Ice bathing after exercise helps you regenerate

In elite sports, swimming in the ice barrel has long been used as a means of relaxation. During heavy training, waste products from energy metabolism accumulate in the muscles and minor tissue injuries can occur. As soon as you step into cold water, your blood vessels contract. Your body counteracts this with heat and when you leave the ice bath, your blood circulates and removes the waste products. Inflammatory reactions caused by micro-injuries also occur less frequently after an ice bath. You can recognize good blood circulation by the pink coloring of your skin and the typical tingling sensation.

Effects of the cold bath on regeneration

Effects of different water immersion methods on recovery after exercise.

Cold water immersion (abbreviated KWI , also referred to as ice water immersion ) is a cold therapeutic measure that is used to regenerate muscles after top sporting performance. The stressed muscles or limbs are immersed in water at a temperature of 12 to 15 degrees Celsius, sometimes colder, for 5 to a maximum of 20 minutes. [1] [2] This subsequently leads to increased blood flow to the muscles and consequently to increased supply of nutrients and removal of metabolic waste products, which, among other things, shortens the regeneration time of the muscles and prevents or reduces muscle soreness (DOMS, delayed-onset muscle soreness ). should..

The German sports scientist Arnd Krüger cites two studies in 2011 in which cold water immersion was compared with the traditional warm water bath in a fatigue pool based on the performance and symptoms of fatigue of football players treated accordingly during a tournament. The performance of the players treated with cold water immersion was significantly better and the symptoms of fatigue were significantly lower. [5] An evaluation of 17 studies with a total of 366 participants by the Cochrane Collaboration (2012) found evidence that cold water immersion could actually be effective against muscle soreness, but the overall quality of the studies was rated as low: possible complications were not sufficiently taken into account and comparative data on other treatment methods are limited. [3

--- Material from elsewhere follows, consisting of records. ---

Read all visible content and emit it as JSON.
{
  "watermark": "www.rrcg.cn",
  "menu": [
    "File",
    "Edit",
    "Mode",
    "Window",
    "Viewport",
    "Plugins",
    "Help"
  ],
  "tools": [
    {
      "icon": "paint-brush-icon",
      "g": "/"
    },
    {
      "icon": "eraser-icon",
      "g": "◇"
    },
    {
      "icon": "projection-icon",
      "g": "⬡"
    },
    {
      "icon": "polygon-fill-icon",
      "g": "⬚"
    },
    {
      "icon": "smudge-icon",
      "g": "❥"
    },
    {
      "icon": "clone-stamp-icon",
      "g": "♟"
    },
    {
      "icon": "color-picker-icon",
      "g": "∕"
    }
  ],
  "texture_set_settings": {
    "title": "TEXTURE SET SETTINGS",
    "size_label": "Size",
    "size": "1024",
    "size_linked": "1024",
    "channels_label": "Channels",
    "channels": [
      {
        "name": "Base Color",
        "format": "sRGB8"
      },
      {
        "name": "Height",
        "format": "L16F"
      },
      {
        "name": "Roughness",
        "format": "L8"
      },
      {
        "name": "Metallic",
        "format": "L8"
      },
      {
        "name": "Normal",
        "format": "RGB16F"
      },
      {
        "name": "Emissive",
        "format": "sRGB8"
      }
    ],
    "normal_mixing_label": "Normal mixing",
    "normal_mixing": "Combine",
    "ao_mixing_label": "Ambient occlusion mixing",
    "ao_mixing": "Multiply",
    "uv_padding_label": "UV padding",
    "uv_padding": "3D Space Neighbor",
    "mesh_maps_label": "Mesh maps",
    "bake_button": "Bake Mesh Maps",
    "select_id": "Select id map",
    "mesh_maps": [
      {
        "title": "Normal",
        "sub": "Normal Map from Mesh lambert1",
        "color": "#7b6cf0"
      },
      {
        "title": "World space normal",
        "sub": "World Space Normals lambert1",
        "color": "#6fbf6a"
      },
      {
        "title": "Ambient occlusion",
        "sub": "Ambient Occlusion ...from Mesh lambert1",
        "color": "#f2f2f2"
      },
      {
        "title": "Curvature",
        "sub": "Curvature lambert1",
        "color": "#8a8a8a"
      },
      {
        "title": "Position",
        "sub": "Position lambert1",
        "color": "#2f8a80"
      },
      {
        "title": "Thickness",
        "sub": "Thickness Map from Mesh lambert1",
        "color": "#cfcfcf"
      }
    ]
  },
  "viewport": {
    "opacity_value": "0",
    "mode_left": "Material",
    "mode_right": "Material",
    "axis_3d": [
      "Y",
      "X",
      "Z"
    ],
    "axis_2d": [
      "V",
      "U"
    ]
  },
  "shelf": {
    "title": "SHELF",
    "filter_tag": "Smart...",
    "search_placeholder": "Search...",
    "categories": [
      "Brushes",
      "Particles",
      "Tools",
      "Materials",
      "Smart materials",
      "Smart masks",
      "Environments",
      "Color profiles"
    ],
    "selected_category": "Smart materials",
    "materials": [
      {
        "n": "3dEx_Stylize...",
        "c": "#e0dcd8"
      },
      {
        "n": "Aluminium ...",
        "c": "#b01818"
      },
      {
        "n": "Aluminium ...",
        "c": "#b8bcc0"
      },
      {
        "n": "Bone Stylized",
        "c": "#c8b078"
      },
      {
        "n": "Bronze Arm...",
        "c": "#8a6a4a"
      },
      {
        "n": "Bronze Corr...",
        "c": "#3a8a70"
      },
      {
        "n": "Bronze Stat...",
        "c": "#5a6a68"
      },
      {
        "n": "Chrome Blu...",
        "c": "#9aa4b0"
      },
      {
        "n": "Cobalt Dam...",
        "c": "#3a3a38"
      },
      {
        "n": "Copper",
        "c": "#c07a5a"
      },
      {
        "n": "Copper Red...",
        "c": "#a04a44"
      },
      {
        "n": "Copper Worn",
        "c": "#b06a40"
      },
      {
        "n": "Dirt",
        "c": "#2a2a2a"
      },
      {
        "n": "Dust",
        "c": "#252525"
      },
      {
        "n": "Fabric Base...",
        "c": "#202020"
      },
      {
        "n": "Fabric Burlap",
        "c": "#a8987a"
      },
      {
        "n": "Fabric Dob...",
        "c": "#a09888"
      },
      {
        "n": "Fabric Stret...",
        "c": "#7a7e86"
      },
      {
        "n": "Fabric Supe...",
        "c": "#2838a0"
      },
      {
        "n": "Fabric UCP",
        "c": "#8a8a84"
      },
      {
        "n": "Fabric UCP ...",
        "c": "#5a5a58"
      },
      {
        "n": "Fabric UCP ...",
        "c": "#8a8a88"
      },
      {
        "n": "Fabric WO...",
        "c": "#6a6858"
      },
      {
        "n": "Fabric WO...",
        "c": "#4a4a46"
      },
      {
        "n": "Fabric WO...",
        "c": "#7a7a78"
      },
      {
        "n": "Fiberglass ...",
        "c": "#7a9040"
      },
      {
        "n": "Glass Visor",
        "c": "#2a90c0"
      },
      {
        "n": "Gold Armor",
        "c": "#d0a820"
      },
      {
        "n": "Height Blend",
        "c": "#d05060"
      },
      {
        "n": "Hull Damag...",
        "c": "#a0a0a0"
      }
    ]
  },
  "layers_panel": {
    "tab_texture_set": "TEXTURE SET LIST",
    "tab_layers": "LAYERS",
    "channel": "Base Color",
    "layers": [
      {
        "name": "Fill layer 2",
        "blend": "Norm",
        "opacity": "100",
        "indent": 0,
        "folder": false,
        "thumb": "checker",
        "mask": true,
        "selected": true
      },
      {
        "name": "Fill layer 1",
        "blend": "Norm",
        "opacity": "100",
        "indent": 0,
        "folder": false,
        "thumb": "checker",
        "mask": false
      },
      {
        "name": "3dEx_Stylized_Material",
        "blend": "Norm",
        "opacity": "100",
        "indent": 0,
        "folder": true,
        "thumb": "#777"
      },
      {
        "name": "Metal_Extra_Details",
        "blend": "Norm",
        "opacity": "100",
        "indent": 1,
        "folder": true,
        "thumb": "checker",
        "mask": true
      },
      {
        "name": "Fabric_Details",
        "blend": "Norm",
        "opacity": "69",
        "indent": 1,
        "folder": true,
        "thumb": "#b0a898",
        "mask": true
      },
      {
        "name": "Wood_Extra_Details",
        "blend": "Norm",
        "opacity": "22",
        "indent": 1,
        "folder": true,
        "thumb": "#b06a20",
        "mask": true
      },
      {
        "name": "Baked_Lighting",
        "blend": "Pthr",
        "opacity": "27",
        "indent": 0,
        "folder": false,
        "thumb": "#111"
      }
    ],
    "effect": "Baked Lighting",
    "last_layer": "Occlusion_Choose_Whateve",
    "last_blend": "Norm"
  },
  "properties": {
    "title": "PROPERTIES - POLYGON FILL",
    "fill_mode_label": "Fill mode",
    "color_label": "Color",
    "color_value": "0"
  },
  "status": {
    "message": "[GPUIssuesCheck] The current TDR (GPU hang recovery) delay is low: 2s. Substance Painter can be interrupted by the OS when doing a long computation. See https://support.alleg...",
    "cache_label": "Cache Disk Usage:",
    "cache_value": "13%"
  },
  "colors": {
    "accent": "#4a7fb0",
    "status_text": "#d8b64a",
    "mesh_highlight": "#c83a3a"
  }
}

  1.  Fatimah Lateef: Post exercise ice water immersion: Is it a form of active recovery? In: Journal of Emergencies, Trauma and Shock. Volume 3, No. 3, 2010, pp. 302-303 (www.onlinejets.org)
  2.  Jump up to: a b c d e f Philip D. Glasgow, Roisin Ferris, Chris M. Bleakley: Cold water immersion in the management of delayed-onset muscle soreness: Is dose important? A randomized controlled trial. In: Physical therapy in sports. Volume 15, No. 4, November 2014, pp. 228–233, doi:10.1016/j.ptsp.2014.01.002
  3.  Jump up to: a b Chris Bleakley, Suzanne McDonough, Evie Gardner, G. David Baxter, JT Hopkins, Gareth W. Davison: Cold-water immersion (cryotherapy) for preventing and treating muscle soreness after exercise. In: The Cochrane Library. No. 2, 2012, doi:10.1002/14651858.CD008262.pub2